It's very common to come across error coins, and even ordinary coins,
that appear to have a "double rim". A true double rim is, of course,
impossible, as there is only a single rim gutter in the die face.
There is more than one cause for this effect:
1. Finning. When striking pressure is a bit too high, or one of the
dies is slightly tilted, metal is forced up into the gap between the
die neck and the working face of the collar. This is called a "fin"
or a "finned rim". Anyway, the fin lies outside the true rim and, if
it is low, appears to constitute an extra rim.
2. A false rim is sometimes seen in misaligned dies and minor,
uncentered broadstrikes. Coin metal rises into the rim gutter,
marking the location of the true rim, but a false rim is created
lateral to that as metal is pushed against the collar (in the case of
an in-collar misalignment), or it simply bulges out lateral to the
true rim line (in the case of an uncentered broadstrike).
3. In the case of a misalignment, or a coin struck in an oversized
collar (rare), you sometimes see a pressure ridge internal to what
looks like the true rim. Neither is a rim in the truest sense. Both
are pressure ridges created by the die being too far from the working
face of the collar. The inside pressure ridge marks the location of
the rim gutter (although it hasn't filled it), and the outside
pressure ridge marks where metal has piled up against the working
face of the collar.
4. Die fatigue. Sometimes in late die states, the working face of

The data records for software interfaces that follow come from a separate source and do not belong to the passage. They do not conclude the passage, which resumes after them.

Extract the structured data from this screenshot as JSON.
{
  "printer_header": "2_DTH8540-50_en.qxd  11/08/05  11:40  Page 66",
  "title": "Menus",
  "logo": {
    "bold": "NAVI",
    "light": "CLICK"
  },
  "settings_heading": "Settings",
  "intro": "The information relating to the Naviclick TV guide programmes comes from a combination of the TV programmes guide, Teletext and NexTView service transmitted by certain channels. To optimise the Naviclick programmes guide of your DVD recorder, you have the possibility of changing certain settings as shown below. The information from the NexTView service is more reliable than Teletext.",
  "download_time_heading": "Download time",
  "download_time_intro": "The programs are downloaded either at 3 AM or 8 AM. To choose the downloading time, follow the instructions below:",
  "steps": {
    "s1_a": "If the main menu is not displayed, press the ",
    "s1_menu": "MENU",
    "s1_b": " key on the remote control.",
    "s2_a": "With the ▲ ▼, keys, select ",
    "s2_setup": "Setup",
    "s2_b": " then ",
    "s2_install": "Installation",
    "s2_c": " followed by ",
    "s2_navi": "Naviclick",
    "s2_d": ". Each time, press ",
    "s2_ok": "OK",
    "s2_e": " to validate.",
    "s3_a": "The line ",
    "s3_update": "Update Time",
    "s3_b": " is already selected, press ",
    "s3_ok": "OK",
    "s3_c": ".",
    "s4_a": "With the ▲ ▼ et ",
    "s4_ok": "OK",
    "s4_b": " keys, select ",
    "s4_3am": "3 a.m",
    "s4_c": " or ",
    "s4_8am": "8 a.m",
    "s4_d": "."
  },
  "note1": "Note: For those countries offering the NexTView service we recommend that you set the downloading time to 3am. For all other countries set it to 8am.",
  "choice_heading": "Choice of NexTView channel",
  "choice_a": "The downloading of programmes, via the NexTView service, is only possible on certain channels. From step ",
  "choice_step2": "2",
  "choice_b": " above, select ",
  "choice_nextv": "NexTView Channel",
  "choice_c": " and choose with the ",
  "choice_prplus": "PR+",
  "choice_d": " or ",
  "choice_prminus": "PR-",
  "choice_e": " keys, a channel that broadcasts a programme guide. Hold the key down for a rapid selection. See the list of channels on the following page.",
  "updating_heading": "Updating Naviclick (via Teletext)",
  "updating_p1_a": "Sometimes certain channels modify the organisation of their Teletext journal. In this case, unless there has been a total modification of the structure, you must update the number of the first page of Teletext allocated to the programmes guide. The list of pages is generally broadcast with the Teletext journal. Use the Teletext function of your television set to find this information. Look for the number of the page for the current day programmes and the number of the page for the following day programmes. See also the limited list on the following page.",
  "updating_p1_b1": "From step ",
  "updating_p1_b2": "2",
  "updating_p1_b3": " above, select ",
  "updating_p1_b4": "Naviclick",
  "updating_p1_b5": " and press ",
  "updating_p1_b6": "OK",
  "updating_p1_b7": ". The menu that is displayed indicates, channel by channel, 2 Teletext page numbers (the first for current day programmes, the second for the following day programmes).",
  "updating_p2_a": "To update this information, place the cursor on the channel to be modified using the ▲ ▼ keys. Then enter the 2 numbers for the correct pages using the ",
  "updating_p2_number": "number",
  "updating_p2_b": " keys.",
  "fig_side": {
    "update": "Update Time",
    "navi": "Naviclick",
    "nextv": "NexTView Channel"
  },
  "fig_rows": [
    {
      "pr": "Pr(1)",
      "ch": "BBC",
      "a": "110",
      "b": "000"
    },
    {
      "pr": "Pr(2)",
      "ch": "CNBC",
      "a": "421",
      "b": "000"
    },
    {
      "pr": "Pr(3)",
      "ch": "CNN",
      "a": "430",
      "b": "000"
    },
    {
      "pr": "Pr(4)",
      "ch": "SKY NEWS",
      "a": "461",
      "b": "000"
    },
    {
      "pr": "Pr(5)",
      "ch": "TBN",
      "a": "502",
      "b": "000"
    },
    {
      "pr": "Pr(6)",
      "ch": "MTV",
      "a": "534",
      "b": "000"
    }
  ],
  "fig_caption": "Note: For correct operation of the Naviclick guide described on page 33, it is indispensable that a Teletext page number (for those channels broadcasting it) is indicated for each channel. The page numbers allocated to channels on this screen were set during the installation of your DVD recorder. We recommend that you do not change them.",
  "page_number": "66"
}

the die deforms in such a way as to create a false rim internal to
the true rim. This is best seen in copper-plated zinc cents.